AVAILABLE DATA:
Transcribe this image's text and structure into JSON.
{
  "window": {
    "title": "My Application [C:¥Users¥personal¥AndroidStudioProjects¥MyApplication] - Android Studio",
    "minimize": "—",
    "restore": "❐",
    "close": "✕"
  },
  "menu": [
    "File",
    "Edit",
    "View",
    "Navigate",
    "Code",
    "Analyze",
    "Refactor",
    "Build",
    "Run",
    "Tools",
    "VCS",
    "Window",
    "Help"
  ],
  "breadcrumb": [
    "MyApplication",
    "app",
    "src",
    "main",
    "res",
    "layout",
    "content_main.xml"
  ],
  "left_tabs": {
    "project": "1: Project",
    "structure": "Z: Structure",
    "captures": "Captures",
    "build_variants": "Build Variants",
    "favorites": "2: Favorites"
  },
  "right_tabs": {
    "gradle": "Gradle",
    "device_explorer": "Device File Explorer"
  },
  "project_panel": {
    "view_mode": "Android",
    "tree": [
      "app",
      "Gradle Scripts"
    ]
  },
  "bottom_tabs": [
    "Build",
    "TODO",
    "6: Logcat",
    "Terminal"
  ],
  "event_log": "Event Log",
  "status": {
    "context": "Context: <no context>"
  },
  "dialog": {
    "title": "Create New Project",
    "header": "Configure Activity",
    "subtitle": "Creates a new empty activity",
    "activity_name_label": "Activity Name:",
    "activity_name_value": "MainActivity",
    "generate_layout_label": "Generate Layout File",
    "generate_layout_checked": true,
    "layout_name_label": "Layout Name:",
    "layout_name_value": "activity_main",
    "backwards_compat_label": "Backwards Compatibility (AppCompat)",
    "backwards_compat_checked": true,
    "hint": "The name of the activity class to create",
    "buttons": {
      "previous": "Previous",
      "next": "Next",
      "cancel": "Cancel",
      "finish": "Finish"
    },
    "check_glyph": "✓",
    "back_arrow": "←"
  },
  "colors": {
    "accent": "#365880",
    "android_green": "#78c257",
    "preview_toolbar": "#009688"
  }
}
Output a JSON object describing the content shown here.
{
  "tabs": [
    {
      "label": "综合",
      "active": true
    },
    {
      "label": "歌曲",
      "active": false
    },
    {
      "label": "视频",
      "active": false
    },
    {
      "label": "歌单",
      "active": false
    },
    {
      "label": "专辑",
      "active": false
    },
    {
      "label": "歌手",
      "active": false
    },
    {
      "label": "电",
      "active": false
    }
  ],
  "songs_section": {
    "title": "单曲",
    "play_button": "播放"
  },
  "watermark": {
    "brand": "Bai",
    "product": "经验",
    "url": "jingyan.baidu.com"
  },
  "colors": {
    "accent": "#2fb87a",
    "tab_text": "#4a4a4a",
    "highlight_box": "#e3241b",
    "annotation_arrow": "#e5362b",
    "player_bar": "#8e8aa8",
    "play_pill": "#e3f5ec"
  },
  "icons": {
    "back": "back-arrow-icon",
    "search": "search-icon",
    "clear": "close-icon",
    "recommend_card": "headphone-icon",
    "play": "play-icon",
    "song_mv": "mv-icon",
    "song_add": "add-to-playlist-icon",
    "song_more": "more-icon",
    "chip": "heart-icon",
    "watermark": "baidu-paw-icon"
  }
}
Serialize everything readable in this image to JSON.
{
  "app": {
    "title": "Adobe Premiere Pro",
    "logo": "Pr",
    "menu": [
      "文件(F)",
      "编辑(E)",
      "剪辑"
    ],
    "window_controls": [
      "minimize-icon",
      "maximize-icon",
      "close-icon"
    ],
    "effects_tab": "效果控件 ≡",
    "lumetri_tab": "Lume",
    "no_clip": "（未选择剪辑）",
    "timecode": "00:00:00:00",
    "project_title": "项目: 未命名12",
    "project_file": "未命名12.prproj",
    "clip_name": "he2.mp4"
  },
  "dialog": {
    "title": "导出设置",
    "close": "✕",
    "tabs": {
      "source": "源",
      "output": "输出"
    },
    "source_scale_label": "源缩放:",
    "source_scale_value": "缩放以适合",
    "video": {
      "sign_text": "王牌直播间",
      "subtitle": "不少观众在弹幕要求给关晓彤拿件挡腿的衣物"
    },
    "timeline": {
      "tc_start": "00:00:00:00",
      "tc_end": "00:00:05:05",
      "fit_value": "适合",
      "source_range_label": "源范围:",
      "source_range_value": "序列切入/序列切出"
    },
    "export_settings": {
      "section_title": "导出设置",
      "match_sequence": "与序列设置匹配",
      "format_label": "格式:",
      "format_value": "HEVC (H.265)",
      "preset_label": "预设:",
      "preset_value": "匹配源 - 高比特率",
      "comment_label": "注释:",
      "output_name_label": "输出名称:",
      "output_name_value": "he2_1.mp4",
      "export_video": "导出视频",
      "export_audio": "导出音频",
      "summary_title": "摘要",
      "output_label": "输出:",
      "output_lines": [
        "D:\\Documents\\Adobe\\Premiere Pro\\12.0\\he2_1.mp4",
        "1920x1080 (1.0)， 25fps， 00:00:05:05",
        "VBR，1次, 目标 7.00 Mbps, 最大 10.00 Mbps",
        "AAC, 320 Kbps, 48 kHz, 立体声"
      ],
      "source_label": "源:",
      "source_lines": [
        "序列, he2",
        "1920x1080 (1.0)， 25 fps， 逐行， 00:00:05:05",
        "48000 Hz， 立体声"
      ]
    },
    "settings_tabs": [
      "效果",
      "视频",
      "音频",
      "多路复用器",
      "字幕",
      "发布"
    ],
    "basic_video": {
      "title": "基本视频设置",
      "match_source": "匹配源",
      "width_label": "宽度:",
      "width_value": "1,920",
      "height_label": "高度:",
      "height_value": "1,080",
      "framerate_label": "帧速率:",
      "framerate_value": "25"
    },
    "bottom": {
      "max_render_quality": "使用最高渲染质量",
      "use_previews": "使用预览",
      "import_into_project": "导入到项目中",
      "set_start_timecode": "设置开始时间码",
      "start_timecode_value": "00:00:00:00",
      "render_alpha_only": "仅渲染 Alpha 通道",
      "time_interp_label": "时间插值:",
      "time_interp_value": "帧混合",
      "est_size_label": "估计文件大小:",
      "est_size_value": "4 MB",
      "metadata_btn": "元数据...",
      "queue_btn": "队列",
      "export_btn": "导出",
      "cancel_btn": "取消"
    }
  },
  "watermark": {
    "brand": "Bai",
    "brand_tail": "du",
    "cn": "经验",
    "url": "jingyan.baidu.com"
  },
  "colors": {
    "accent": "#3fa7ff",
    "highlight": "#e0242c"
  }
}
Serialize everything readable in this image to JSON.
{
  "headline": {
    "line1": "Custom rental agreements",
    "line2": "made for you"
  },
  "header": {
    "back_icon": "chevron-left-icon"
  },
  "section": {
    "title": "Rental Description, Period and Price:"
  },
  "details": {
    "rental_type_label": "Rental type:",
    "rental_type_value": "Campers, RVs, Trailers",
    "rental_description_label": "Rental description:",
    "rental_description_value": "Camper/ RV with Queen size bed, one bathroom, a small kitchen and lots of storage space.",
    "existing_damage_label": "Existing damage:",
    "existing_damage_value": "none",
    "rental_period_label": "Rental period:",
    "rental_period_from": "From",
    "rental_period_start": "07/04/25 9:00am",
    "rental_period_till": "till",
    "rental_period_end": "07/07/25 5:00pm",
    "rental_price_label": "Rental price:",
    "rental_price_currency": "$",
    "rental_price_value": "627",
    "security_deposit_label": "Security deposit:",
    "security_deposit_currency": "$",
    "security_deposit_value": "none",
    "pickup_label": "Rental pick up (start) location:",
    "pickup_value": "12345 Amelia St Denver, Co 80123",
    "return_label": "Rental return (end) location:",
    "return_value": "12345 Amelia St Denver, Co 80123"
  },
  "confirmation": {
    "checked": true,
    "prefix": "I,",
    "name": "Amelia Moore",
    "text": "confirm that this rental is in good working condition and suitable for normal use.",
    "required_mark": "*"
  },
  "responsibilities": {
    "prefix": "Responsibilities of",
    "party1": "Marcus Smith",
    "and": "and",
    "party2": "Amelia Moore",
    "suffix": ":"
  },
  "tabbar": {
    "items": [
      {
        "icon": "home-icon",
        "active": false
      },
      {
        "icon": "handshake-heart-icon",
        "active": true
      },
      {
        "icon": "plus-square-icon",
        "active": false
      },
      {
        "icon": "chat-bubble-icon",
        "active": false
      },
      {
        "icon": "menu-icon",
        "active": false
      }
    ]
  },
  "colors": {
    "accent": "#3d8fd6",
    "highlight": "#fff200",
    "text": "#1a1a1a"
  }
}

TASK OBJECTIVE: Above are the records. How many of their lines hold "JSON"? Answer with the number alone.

ANSWER TO THE PROBLEM: 4